Martín brought a strong sense of identification to the story of Arenas – the composer, too, is Cuban-born and gay (he lives in Vermont) – and the gorgeous music conveys hints of tropical rhythms and tunes deftly woven into the score.
Whenever everything comes together, Before Night Falls soars. There is a lovely Act II duet between Rey and his loyal friend Lázaro (Michael Kuhn) that blossoms into a sumptuous waltz. Many of the scenes with the Muses include celestial offstage choruses, and a victorious rebel chorus masterfully evokes Verdi, though with a heavy dose of irony (Katherine Kozak was chorus master). There’s even a touch of chirpy minimalism in the orchestration. Christopher Allen expertly conducted the 54 musicians in the pit.
Madore’s Rey has powerful scenes with the bearded Victor (the excellent Calvin Griffin, one of four members of FGO’s Young Artists Program cast in principal roles), a Castro figure in combat fatigues who does everything he can to break the dissident writer. During an interrogation he burns one of Rey’s manuscripts in a garbage can and has him thrown into prison, where he is put in solitary confinement, not for his defiance as an artist but because homosexuality is condemned by the revolution. As part of Victor’s vendetta against Rey, he turns fellow writers against him, such as his onetime mentor Ovidio (Dinyar Vania), likely modeled on poet Heberto Padilla, who was forced to make a public confession of crimes against the state and accused other writers of harboring similar ideas.
Arenas’ memoir is sexually graphic. He claimed to have had more than 5,000 sexual encounters, mostly pickups in places like the baths and beach changing rooms – but the opera doesn’t go there under director David Gately.
Men kissing is more or less suggested rather than actually seen. For sex, the staging features Yanis Pikieris’ choreography in a couple of mildly homoerotic dances for six men, dreamy gay idylls in the countryside and on a beach. Both scenes are violently broken up, one by Rey’s bitter, broom-wielding aunts, the other by cops with billy clubs.

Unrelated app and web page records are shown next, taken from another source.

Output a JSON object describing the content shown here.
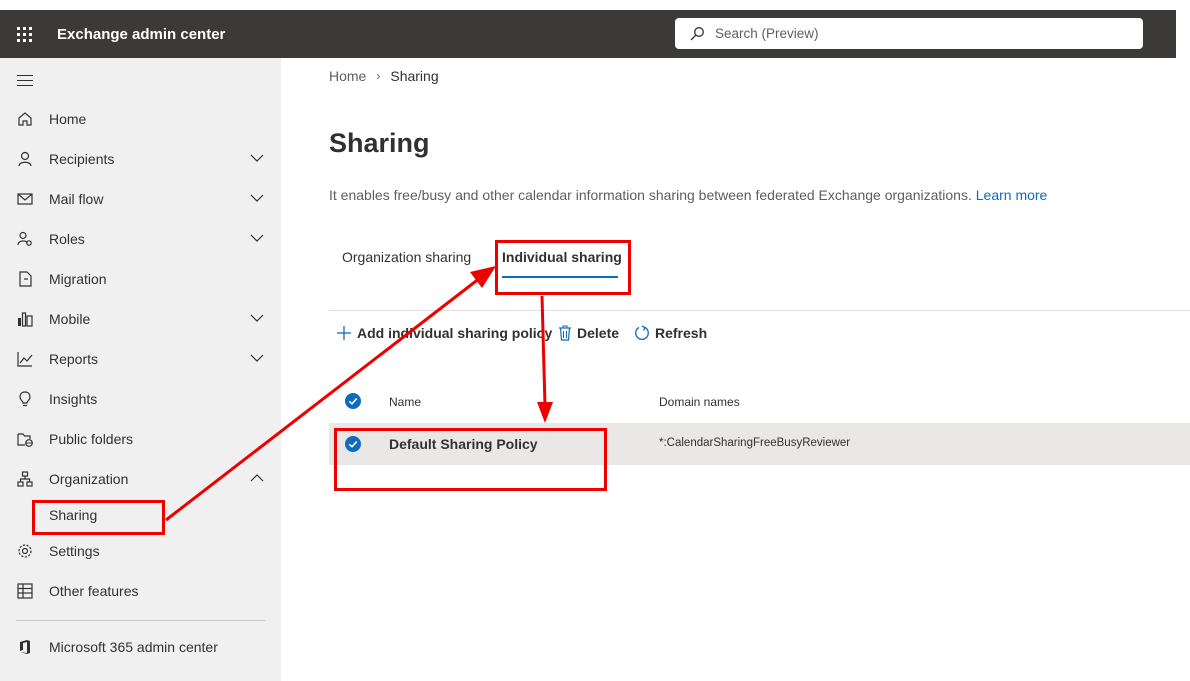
{
  "header": {
    "app_title": "Exchange admin center",
    "search_placeholder": "Search (Preview)"
  },
  "sidebar": {
    "items": [
      {
        "label": "Home",
        "icon": "home-icon"
      },
      {
        "label": "Recipients",
        "icon": "person-icon"
      },
      {
        "label": "Mail flow",
        "icon": "mail-icon"
      },
      {
        "label": "Roles",
        "icon": "roles-icon"
      },
      {
        "label": "Migration",
        "icon": "migration-icon"
      },
      {
        "label": "Mobile",
        "icon": "mobile-icon"
      },
      {
        "label": "Reports",
        "icon": "reports-icon"
      },
      {
        "label": "Insights",
        "icon": "lightbulb-icon"
      },
      {
        "label": "Public folders",
        "icon": "public-folders-icon"
      },
      {
        "label": "Organization",
        "icon": "organization-icon"
      },
      {
        "label": "Sharing",
        "icon": ""
      },
      {
        "label": "Settings",
        "icon": "gear-icon"
      },
      {
        "label": "Other features",
        "icon": "grid-icon"
      },
      {
        "label": "Microsoft 365 admin center",
        "icon": "office-icon"
      }
    ]
  },
  "breadcrumb": {
    "home": "Home",
    "current": "Sharing"
  },
  "page": {
    "title": "Sharing",
    "description": "It enables free/busy and other calendar information sharing between federated Exchange organizations.",
    "learn_more": "Learn more"
  },
  "tabs": {
    "organization": "Organization sharing",
    "individual": "Individual sharing"
  },
  "commands": {
    "add": "Add individual sharing policy",
    "delete": "Delete",
    "refresh": "Refresh"
  },
  "table": {
    "columns": [
      "Name",
      "Domain names"
    ],
    "rows": [
      {
        "name": "Default Sharing Policy",
        "domains": "*:CalendarSharingFreeBusyReviewer"
      }
    ]
  },
  "colors": {
    "topbar": "#3b3a39",
    "accent": "#0f6cbd",
    "annotation": "#ee0000"
  }
}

Florida Grand Opera purchased the Fort Worth Opera production of Before Night Falls and has kept it much the same, with a simple set design by Riccardo Hernandez, lighting by Harry Frehner, projections by Peter Nigrini, and costumes by Claudia Stephens. Sung in English, it has supertitles in both English and Spanish. It’s terrific to see such a provocative, beautifully crafted work get new life when so many others make splashy debuts and then vanish. Kudos to FGO for reviving it as part of its “Made for Miami” series, which included Mieczyslaw Weinberg’s The Passenger in 2016 and will present Daniel Catan’s Florencia en el Amazonas next season.
As ground zero for the Cuban diaspora and home to a large gay community, Miami is certainly fertile ground for Martín’s opera, though the house was not full on opening night. It must be noted that Arenas, who lived in Miami for a while, was not a fan of the city, which he described in his memoir as “a caricature of Cuba, the worst of Cuba,” adding that he “hated the flatness of the scenery, which could not compare with the beauty of an island; it was like the ghost of our Island, a barren and pestiferous peninsula, trying to become, for a million exiles, the dream of a tropical island.”
Before Night Falls continues with performances March 24 and 25.
John Fleming writes for Musical America, Opera News and other publications. For 22 years, he covered the Florida music scene as performing arts critic with the Tampa Bay Times.